âSimian creaseâ is an outdated term that is no longer considered politically correct; âsimianâ refers to an ape or monkey, or something having the characteristics of these animals. Single transverse palmar crease (STPC) is a more accurate name for this condition.
The skin of a normal palm has three large creases. The distal transverse palmar crease runs near the top of palm and begins close to the little finger. The thenar transverse crease is the lowest on the palm and appears to run almost vertically. The proximal transverse palmar crease lies between the other two creases.
In cases of SPTC, the distal and proximal creases are not present. Instead, they combine to form one transverse palmar crease. The thenar transverse crease remains the same.
STPC occurs in about one in 30 individuals, and males are twice as likely to have this condition as females. Sometimes, STPC is a symptom of disorders such as Down syndrome, or may be an early indicator of developmental problems. However, this is usually not the case.
STPC develops while a baby is growing in the motherâs womb, during the first trimester, when palm creases develop.
SPTC may be idiopathic (without an identifiable cause). The condition is relatively common, and most individuals with SPTC are perfectly healthy and have no underlying conditions. However, for others, having a STPC may be a warning sign of an undiagnosed condition.
STPC can be a valuable symptom in the early diagnosis of a number of disorders. The most well known disorder of which STPC is a symptom is Down syndrome. Down syndrome is a developmental disorder that results most often from an extra genetic copy of chromosome 21.
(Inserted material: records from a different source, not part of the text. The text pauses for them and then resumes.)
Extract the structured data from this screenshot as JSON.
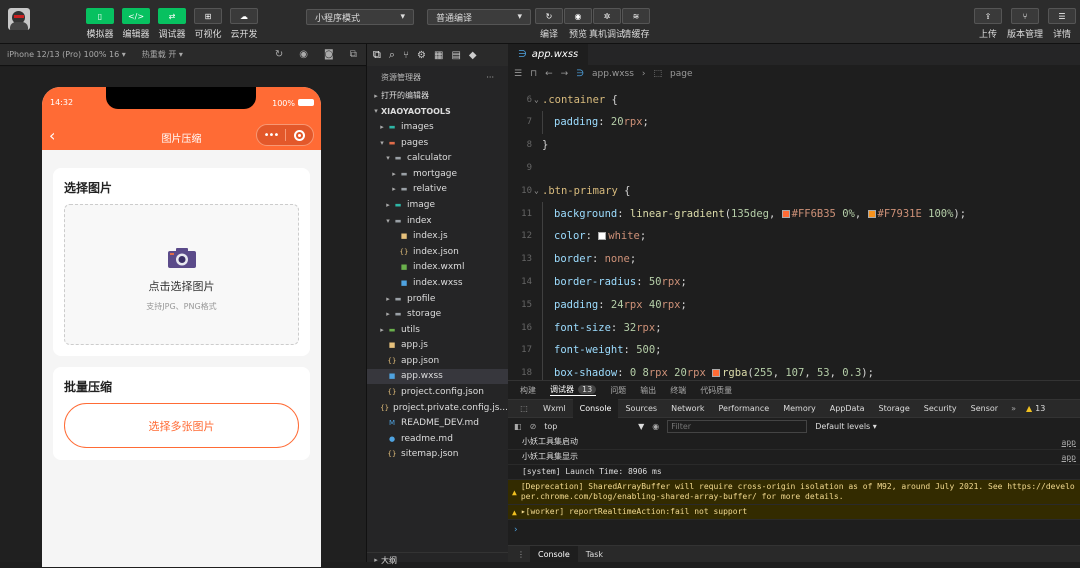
{
  "toolbar": {
    "groups": [
      {
        "label": "模拟器",
        "icon": "phone-icon"
      },
      {
        "label": "编辑器",
        "icon": "code-icon"
      },
      {
        "label": "调试器",
        "icon": "debug-icon"
      },
      {
        "label": "可视化",
        "icon": "layout-icon"
      },
      {
        "label": "云开发",
        "icon": "cloud-icon"
      }
    ],
    "mode_select": "小程序模式",
    "compile_select": "普通编译",
    "mid_buttons": [
      {
        "label": "编译",
        "icon": "refresh-icon"
      },
      {
        "label": "预览",
        "icon": "eye-icon"
      },
      {
        "label": "真机调试",
        "icon": "bug-icon"
      },
      {
        "label": "清缓存",
        "icon": "layers-icon"
      }
    ],
    "right_buttons": [
      {
        "label": "上传",
        "icon": "upload-icon"
      },
      {
        "label": "版本管理",
        "icon": "branch-icon"
      },
      {
        "label": "详情",
        "icon": "menu-icon"
      }
    ]
  },
  "simulator": {
    "device": "iPhone 12/13 (Pro) 100% 16 ▾",
    "hot_reload": "热重载 开 ▾",
    "time": "14:32",
    "battery": "100%",
    "nav_title": "图片压缩",
    "card1": {
      "title": "选择图片",
      "main": "点击选择图片",
      "hint": "支持JPG、PNG格式"
    },
    "card2": {
      "title": "批量压缩",
      "button": "选择多张图片"
    }
  },
  "explorer": {
    "header": "资源管理器",
    "more": "···",
    "open_editors": "打开的编辑器",
    "project": "XIAOYAOTOOLS",
    "outline": "大纲",
    "tree": [
      {
        "name": "images",
        "depth": 1,
        "arrow": "▸",
        "icon": "folder-images-icon",
        "color": "#2eb6a6"
      },
      {
        "name": "pages",
        "depth": 1,
        "arrow": "▾",
        "icon": "folder-pages-icon",
        "color": "#e06c4a"
      },
      {
        "name": "calculator",
        "depth": 2,
        "arrow": "▾",
        "icon": "folder-icon",
        "color": "#9aa0a6"
      },
      {
        "name": "mortgage",
        "depth": 3,
        "arrow": "▸",
        "icon": "folder-icon",
        "color": "#9aa0a6"
      },
      {
        "name": "relative",
        "depth": 3,
        "arrow": "▸",
        "icon": "folder-icon",
        "color": "#9aa0a6"
      },
      {
        "name": "image",
        "depth": 2,
        "arrow": "▸",
        "icon": "folder-images-icon",
        "color": "#2eb6a6"
      },
      {
        "name": "index",
        "depth": 2,
        "arrow": "▾",
        "icon": "folder-icon",
        "color": "#9aa0a6"
      },
      {
        "name": "index.js",
        "depth": 3,
        "arrow": "",
        "icon": "js-file-icon",
        "color": "#e5c07b"
      },
      {
        "name": "index.json",
        "depth": 3,
        "arrow": "",
        "icon": "json-file-icon",
        "color": "#e5c07b"
      },
      {
        "name": "index.wxml",
        "depth": 3,
        "arrow": "",
        "icon": "wxml-file-icon",
        "color": "#6ab04c"
      },
      {
        "name": "index.wxss",
        "depth": 3,
        "arrow": "",
        "icon": "wxss-file-icon",
        "color": "#4fa3e0"
      },
      {
        "name": "profile",
        "depth": 2,
        "arrow": "▸",
        "icon": "folder-icon",
        "color": "#9aa0a6"
      },
      {
        "name": "storage",
        "depth": 2,
        "arrow": "▸",
        "icon": "folder-icon",
        "color": "#9aa0a6"
      },
      {
        "name": "utils",
        "depth": 1,
        "arrow": "▸",
        "icon": "folder-utils-icon",
        "color": "#6ab04c"
      },
      {
        "name": "app.js",
        "depth": 1,
        "arrow": "",
        "icon": "js-file-icon",
        "color": "#e5c07b"
      },
      {
        "name": "app.json",
        "depth": 1,
        "arrow": "",
        "icon": "json-file-icon",
        "color": "#e5c07b"
      },
      {
        "name": "app.wxss",
        "depth": 1,
        "arrow": "",
        "icon": "wxss-file-icon",
        "color": "#4fa3e0"
      },
      {
        "name": "project.config.json",
        "depth": 1,
        "arrow": "",
        "icon": "json-file-icon",
        "color": "#e5c07b"
      },
      {
        "name": "project.private.config.js...",
        "depth": 1,
        "arrow": "",
        "icon": "json-file-icon",
        "color": "#e5c07b"
      },
      {
        "name": "README_DEV.md",
        "depth": 1,
        "arrow": "",
        "icon": "markdown-file-icon",
        "color": "#4fa3e0"
      },
      {
        "name": "readme.md",
        "depth": 1,
        "arrow": "",
        "icon": "info-file-icon",
        "color": "#4fa3e0"
      },
      {
        "name": "sitemap.json",
        "depth": 1,
        "arrow": "",
        "icon": "json-file-icon",
        "color": "#e5c07b"
      }
    ]
  },
  "editor": {
    "tab": "app.wxss",
    "breadcrumb_file": "app.wxss",
    "breadcrumb_sym": "page",
    "lines": [
      {
        "n": "6",
        "fold": "⌄",
        "indent": false,
        "t": [
          {
            "c": "#d7ba7d",
            "s": ".container"
          },
          {
            "c": "#d4d4d4",
            "s": " {"
          }
        ]
      },
      {
        "n": "7",
        "fold": "",
        "indent": true,
        "t": [
          {
            "c": "#9cdcfe",
            "s": "padding"
          },
          {
            "c": "#d4d4d4",
            "s": ": "
          },
          {
            "c": "#b5cea8",
            "s": "20"
          },
          {
            "c": "#ce9178",
            "s": "rpx"
          },
          {
            "c": "#d4d4d4",
            "s": ";"
          }
        ]
      },
      {
        "n": "8",
        "fold": "",
        "indent": false,
        "t": [
          {
            "c": "#d4d4d4",
            "s": "}"
          }
        ]
      },
      {
        "n": "9",
        "fold": "",
        "indent": false,
        "t": []
      },
      {
        "n": "10",
        "fold": "⌄",
        "indent": false,
        "t": [
          {
            "c": "#d7ba7d",
            "s": ".btn-primary"
          },
          {
            "c": "#d4d4d4",
            "s": " {"
          }
        ]
      },
      {
        "n": "11",
        "fold": "",
        "indent": true,
        "t": [
          {
            "c": "#9cdcfe",
            "s": "background"
          },
          {
            "c": "#d4d4d4",
            "s": ": "
          },
          {
            "c": "#dcdcaa",
            "s": "linear-gradient"
          },
          {
            "c": "#d4d4d4",
            "s": "("
          },
          {
            "c": "#b5cea8",
            "s": "135deg"
          },
          {
            "c": "#d4d4d4",
            "s": ", "
          },
          {
            "sw": "#FF6B35"
          },
          {
            "c": "#ce9178",
            "s": "#FF6B35"
          },
          {
            "c": "#d4d4d4",
            "s": " "
          },
          {
            "c": "#b5cea8",
            "s": "0%"
          },
          {
            "c": "#d4d4d4",
            "s": ", "
          },
          {
            "sw": "#F7931E"
          },
          {
            "c": "#ce9178",
            "s": "#F7931E"
          },
          {
            "c": "#d4d4d4",
            "s": " "
          },
          {
            "c": "#b5cea8",
            "s": "100%"
          },
          {
            "c": "#d4d4d4",
            "s": ");"
          }
        ]
      },
      {
        "n": "12",
        "fold": "",
        "indent": true,
        "t": [
          {
            "c": "#9cdcfe",
            "s": "color"
          },
          {
            "c": "#d4d4d4",
            "s": ": "
          },
          {
            "sw": "#FFFFFF"
          },
          {
            "c": "#ce9178",
            "s": "white"
          },
          {
            "c": "#d4d4d4",
            "s": ";"
          }
        ]
      },
      {
        "n": "13",
        "fold": "",
        "indent": true,
        "t": [
          {
            "c": "#9cdcfe",
            "s": "border"
          },
          {
            "c": "#d4d4d4",
            "s": ": "
          },
          {
            "c": "#ce9178",
            "s": "none"
          },
          {
            "c": "#d4d4d4",
            "s": ";"
          }
        ]
      },
      {
        "n": "14",
        "fold": "",
        "indent": true,
        "t": [
          {
            "c": "#9cdcfe",
            "s": "border-radius"
          },
          {
            "c": "#d4d4d4",
            "s": ": "
          },
          {
            "c": "#b5cea8",
            "s": "50"
          },
          {
            "c": "#ce9178",
            "s": "rpx"
          },
          {
            "c": "#d4d4d4",
            "s": ";"
          }
        ]
      },
      {
        "n": "15",
        "fold": "",
        "indent": true,
        "t": [
          {
            "c": "#9cdcfe",
            "s": "padding"
          },
          {
            "c": "#d4d4d4",
            "s": ": "
          },
          {
            "c": "#b5cea8",
            "s": "24"
          },
          {
            "c": "#ce9178",
            "s": "rpx"
          },
          {
            "c": "#d4d4d4",
            "s": " "
          },
          {
            "c": "#b5cea8",
            "s": "40"
          },
          {
            "c": "#ce9178",
            "s": "rpx"
          },
          {
            "c": "#d4d4d4",
            "s": ";"
          }
        ]
      },
      {
        "n": "16",
        "fold": "",
        "indent": true,
        "t": [
          {
            "c": "#9cdcfe",
            "s": "font-size"
          },
          {
            "c": "#d4d4d4",
            "s": ": "
          },
          {
            "c": "#b5cea8",
            "s": "32"
          },
          {
            "c": "#ce9178",
            "s": "rpx"
          },
          {
            "c": "#d4d4d4",
            "s": ";"
          }
        ]
      },
      {
        "n": "17",
        "fold": "",
        "indent": true,
        "t": [
          {
            "c": "#9cdcfe",
            "s": "font-weight"
          },
          {
            "c": "#d4d4d4",
            "s": ": "
          },
          {
            "c": "#b5cea8",
            "s": "500"
          },
          {
            "c": "#d4d4d4",
            "s": ";"
          }
        ]
      },
      {
        "n": "18",
        "fold": "",
        "indent": true,
        "t": [
          {
            "c": "#9cdcfe",
            "s": "box-shadow"
          },
          {
            "c": "#d4d4d4",
            "s": ": "
          },
          {
            "c": "#b5cea8",
            "s": "0"
          },
          {
            "c": "#d4d4d4",
            "s": " "
          },
          {
            "c": "#b5cea8",
            "s": "8"
          },
          {
            "c": "#ce9178",
            "s": "rpx"
          },
          {
            "c": "#d4d4d4",
            "s": " "
          },
          {
            "c": "#b5cea8",
            "s": "20"
          },
          {
            "c": "#ce9178",
            "s": "rpx"
          },
          {
            "c": "#d4d4d4",
            "s": " "
          },
          {
            "sw": "#FF6B35"
          },
          {
            "c": "#dcdcaa",
            "s": "rgba"
          },
          {
            "c": "#d4d4d4",
            "s": "("
          },
          {
            "c": "#b5cea8",
            "s": "255"
          },
          {
            "c": "#d4d4d4",
            "s": ", "
          },
          {
            "c": "#b5cea8",
            "s": "107"
          },
          {
            "c": "#d4d4d4",
            "s": ", "
          },
          {
            "c": "#b5cea8",
            "s": "53"
          },
          {
            "c": "#d4d4d4",
            "s": ", "
          },
          {
            "c": "#b5cea8",
            "s": "0.3"
          },
          {
            "c": "#d4d4d4",
            "s": ");"
          }
        ]
      }
    ]
  },
  "bottom": {
    "panel_tabs": [
      "构建",
      "调试器",
      "问题",
      "输出",
      "终端",
      "代码质量"
    ],
    "debugger_badge": "13",
    "devtabs": [
      "Wxml",
      "Console",
      "Sources",
      "Network",
      "Performance",
      "Memory",
      "AppData",
      "Storage",
      "Security",
      "Sensor"
    ],
    "more": "»",
    "warn_count": "13",
    "context": "top",
    "filter_placeholder": "Filter",
    "levels": "Default levels ▾",
    "logs": [
      {
        "text": "小妖工具集启动",
        "src": "app",
        "kind": "log"
      },
      {
        "text": "小妖工具集显示",
        "src": "app",
        "kind": "log"
      },
      {
        "text": "[system] Launch Time: 8906 ms",
        "src": "",
        "kind": "log"
      },
      {
        "text": "[Deprecation] SharedArrayBuffer will require cross-origin isolation as of M92, around July 2021. See https://developer.chrome.com/blog/enabling-shared-array-buffer/ for more details.",
        "src": "",
        "kind": "warn"
      },
      {
        "text": "▸[worker] reportRealtimeAction:fail not support",
        "src": "",
        "kind": "warn"
      }
    ],
    "prompt": "›",
    "drawer_tabs": [
      "Console",
      "Task"
    ]
  },
  "colors": {
    "accent": "#ff6b35",
    "green": "#07c160"
  }
}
Disorders of which STPC is a diagnostic sign include:
Unless it is associated with another condition, such as Down syndrome, STPC does not indicate any medical problem. In one reported case, STPC was associated with fused carpal bones in the hand. Fused carpal bones can be related to many syndromes, and can lead to hand pain, a greater likelihood of hand fractures, and arthritis (Suresh, 2011).